TASK BRIEF —
Of the entries that follow, how many lines hold the word "title"? Reply with the number only.
** Opening EXTRACTED MATERIAL block **
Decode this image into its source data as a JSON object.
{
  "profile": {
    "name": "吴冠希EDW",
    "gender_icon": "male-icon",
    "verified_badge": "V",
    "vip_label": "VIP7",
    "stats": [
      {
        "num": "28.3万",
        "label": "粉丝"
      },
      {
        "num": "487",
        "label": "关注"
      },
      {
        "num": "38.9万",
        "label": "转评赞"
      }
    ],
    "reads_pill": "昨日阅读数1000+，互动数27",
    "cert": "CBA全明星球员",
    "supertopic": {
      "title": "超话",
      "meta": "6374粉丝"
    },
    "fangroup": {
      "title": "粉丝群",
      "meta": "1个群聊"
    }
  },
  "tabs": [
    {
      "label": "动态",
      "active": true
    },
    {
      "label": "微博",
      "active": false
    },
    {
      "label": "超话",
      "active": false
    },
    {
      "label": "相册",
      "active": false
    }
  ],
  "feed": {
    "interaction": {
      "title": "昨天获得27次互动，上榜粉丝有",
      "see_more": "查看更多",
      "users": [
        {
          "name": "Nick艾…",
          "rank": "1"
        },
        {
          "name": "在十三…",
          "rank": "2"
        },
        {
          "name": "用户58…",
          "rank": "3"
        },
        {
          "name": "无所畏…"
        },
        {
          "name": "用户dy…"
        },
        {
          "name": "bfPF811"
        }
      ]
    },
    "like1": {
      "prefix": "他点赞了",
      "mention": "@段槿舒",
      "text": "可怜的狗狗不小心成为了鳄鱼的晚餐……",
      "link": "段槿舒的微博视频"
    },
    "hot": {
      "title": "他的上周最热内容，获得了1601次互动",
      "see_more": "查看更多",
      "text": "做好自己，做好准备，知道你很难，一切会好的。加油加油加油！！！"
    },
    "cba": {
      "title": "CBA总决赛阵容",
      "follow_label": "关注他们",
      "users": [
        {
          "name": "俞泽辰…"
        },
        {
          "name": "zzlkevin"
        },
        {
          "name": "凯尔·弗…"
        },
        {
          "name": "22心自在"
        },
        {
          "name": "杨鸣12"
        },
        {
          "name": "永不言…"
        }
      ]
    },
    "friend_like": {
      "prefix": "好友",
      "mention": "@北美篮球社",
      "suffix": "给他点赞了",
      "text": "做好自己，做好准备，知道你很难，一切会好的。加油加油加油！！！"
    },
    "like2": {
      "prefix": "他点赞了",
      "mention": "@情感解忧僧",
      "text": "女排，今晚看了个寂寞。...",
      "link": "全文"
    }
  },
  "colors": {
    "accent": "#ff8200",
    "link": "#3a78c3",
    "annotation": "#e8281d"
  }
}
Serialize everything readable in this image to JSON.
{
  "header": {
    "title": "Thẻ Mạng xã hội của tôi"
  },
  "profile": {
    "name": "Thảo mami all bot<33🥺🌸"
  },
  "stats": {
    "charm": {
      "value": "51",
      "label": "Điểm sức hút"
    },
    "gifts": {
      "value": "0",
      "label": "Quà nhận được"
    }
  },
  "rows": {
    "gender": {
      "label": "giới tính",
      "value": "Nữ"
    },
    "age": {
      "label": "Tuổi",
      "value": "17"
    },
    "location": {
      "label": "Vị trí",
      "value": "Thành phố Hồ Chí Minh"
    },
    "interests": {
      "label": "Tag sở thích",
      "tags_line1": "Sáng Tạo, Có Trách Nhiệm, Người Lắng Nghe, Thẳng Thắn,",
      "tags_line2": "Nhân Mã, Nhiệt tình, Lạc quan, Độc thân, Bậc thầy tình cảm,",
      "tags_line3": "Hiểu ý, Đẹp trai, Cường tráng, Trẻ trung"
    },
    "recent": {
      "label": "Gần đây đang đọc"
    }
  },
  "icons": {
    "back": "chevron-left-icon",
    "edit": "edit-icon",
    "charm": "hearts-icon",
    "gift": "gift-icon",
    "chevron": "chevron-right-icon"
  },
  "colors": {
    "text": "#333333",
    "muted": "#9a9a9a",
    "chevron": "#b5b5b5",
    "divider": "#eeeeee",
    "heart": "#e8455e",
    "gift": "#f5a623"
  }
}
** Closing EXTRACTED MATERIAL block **
COMPLETED EXERCISE —
6